MA: We should seek market access to US, EU and other countries through FTA, GSP Plus, etc. We should have incentive-based packages comparable to our competitors who are two steps ahead in providing hidden subsidies, duty free import facilities, duty drawback schemes, cheaper utilities, subsidized interest rates, etc. We need to induct latest technologies for increasing export of medium and high technology products.
The cost of doing business is quite high. The rates of power and gas need to be rationalized. Power rates are substantially excessive, rates of natural gas at $ 4.02 per MMBTU for both captive power plant and industries are quite high, while gas rates in Bangladesh for captive power plants and industries are $ 1.9 and $ 2.65, respectively. The prevalent interest rates are excessive and formidably add to the cost of production.
Long Term Finance-Export Oriented Project (LTF-EOP), which provides financing facilities to exports and Export Refinance Scheme are helpful, but Export Refinance rate of 7.50% could be reduced.
PAGE: How do you think we can manage the domestic inflation that is growing day-by-day due to rise in high food prices?
MA: The government should try to improve supply situation, allowing immediate imports even from neighboring India, where necessary. It also calls for additional administrative measures to reduce food inflation. Mere reliance on utility stores, who cater to a limited number of people, is not the prime method of controlling food prices.
State Bank of Pakistan is following a tight monetary policy to reduce inflation but needs to do more to limit government's budgetary financing. As stated before, it should further reduce the interest rates as well as the Export Refinance rate.
PAGE: How do you see SBP's role in providing solutions for the rising inflationary pressures on our trade?
MA: SBP, according to Governor Dr Shamshad Akhter, does influence the rising inflationary pressures. The Monetary Policy has outlined its role in this regard. Of course, external factors, such as increase in oil rates, import of food commodities or natural vagaries are impacting the country's inflation rate - in fact on its economic development as well as poverty alleviation. By the way, the business community is still not able to understand the theory of the SBP Governor regarding the nominal and real interest rates. Just tell me, when I do my costing, do I take the nominal interest rate, say 13%, or do I take the real rate which is the real interest rate less than the inflation rate?
PAGE: What concerns do our trade bodies have regarding the current inflationary situation? And how do you see this trend in future?
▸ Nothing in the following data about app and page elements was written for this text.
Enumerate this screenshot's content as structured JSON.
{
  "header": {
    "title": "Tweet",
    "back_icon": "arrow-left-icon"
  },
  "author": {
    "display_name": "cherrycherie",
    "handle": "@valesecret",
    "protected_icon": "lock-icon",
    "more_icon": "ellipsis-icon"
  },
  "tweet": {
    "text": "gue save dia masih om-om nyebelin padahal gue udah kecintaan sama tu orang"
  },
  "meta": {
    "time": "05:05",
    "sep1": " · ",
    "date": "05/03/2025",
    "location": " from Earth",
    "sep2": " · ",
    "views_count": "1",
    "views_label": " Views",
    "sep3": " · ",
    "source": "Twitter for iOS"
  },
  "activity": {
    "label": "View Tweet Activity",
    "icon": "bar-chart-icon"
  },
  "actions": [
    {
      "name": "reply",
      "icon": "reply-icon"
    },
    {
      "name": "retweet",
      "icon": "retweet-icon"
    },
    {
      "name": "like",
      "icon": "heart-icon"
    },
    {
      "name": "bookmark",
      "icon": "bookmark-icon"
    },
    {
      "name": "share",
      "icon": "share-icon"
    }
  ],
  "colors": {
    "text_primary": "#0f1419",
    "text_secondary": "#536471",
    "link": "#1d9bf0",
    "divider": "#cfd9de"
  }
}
MA: Generally, the trade associations and chambers do express their views on these issues. Primarily, they are concerned about the ramifications of high prices of inputs on the finished products. Take textiles, for example. The main carping has focused on the rising cost of production and how this has terribly affected the exports. There does not seem to be any clear-cut strategy to counter the cost of doing business. Sadly, the government is still occupied with other mundane matters and has put the latest textile package on the back burner till budget time. Please do note that whenever costs go up, the main industry of Pakistan, i.e. textiles, will invariably suffer, and suffer real big.
PAGE: Do you have any suggestion or message that you want to deliver in order to help contain inflation, which is the real impediment in our economic growth?
MA: It should be remembered that inflationary expectations, based on overall inflationary trends, are self-fulfilling with dismal consequences. The government should refrain from spin-doctoring that everything is hunky-dory. It is the duty of the government to be pro-active and act fast to attack any menace with pragmatic and doable strategies, and, of course, must ensure that public is kept aware of the real situation. Trust the people, not pseudo-consultants. The citizens know and experience the ground realities, not those who sit in the hallowed halls of the government buildings in Islamabad.